Bolted steel connections have been frequently used after Northridge earthquake. Strengthening of these connections without the need for changing or replacing their components is a problem that has been recently considered by engineers. This study develops and experimentally validates an innovative technique for enhancing the seismic performance of steel beam to column moment connections. The use of haunches or post-tensioned tendons as a way to rehabilitate end plate bolted connections with weak end plate is studied constructing 4 experimental specimens of corner connections under SAC cyclic loading protocol. The results of the study show that this strengthening method improves the cyclic behavior of the weak connections. Besides, it provides specimens with better performance than that of the reference connection designed according to AISC.
Keywords: Rehabilitation; Cyclic behavior; Bolted connections; Welded haunch; Post tensioned tendons; End plate
Steel connections are critical structural elements that transfer the floor load to beams and columns. This is due to the important role they in maintaining the overall stability of steel structures. Among the concerns regarding the poor performance of weak connections is the ability to effectively and economically rehabilitate steel moment connections in existing buildings. In the followings, some investigations about the connections and strengthening ways are reviewed. Asada et al.  proposed a method to improve plastic deformation capacity of the welded wide flange beam-to-column connections in existing steel buildings by using supplemental H-section haunches jointed by high-strength bolts and welding which expected to secure construction quality. Saberi et al. [2-4] have explored comparison of bolted end plate and T-stub connection sensitivity to component thickness and bolt diameter on cyclic behavior. Behavior of post-tensioned connections with stiffened angles under cyclic loading is studied by Shiravand et al. .
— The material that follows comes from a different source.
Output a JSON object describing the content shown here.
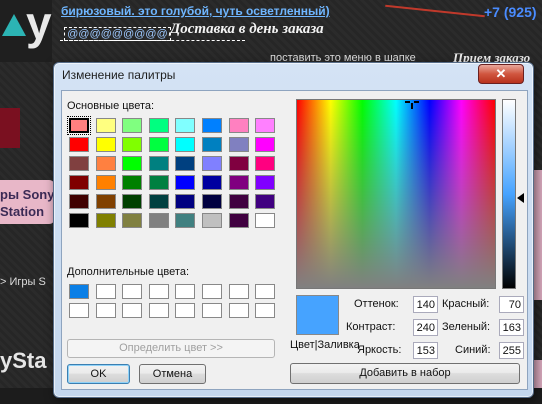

In this paper, four end-plate bolted beam-to-column connections are tested. The beam profile in all specimens is IPB140 with 1.5m length and the column profile is IPB200 with length of 2m. A reference specimen called EP-R (End Plate Reference) is designed based on AISC  and constructed. One weak connection specimens is also constructed. This specimen has weak end plate EP-WP. To evaluate the cyclic behavior of the retrofitted connections using the proposed method, this weak specimen is fabricated again and retrofitted by adding post tensioned tendons EP-WP-T0.6” and retrofitted by adding welded haunches EP-WP-H15. Details of the specimens are shown in Figure 1.
Comparison of the reference specimen EP-R with weak specimen EP-WP shows that the weak end plate results in changing the failure mode from plastic hinge formation in beam to yielding and failure of end plate. Naturally, when the beam remains elastic and its capacities are not used, 64% reduction in flexural capacity and energy absorption was occurred. By retrofitting this connection in specimen EP-WP-T0.6" with post tensioned tendons; the failure mode is modified to plastic hinge formation in beam. Consequently, yielding occurs in beam and the flexural capacity is increased by 2.9 times and the initial rotational stiffness is increased by 19%.
Comparison of the reference specimen End Plate-Ref with weak specimen EP-WP shows that the weak end plate results in changing the failure mode from plastic hinge formation in beam to yielding and failure of end plate. Naturally, when the beam remains elastic and its capacities are not used, 64% reduction in flexural capacity and energy absorption was occurred. By retrofitting this connection in specimen EP-WP-H15 using haunch, the failure mode is modified to plastic hinge formation in beam after the haunch that leads to increase of flexural capacity and initial stiffness of the retrofitted connection by 3.7 and 2.3 times respectively (Figure 3).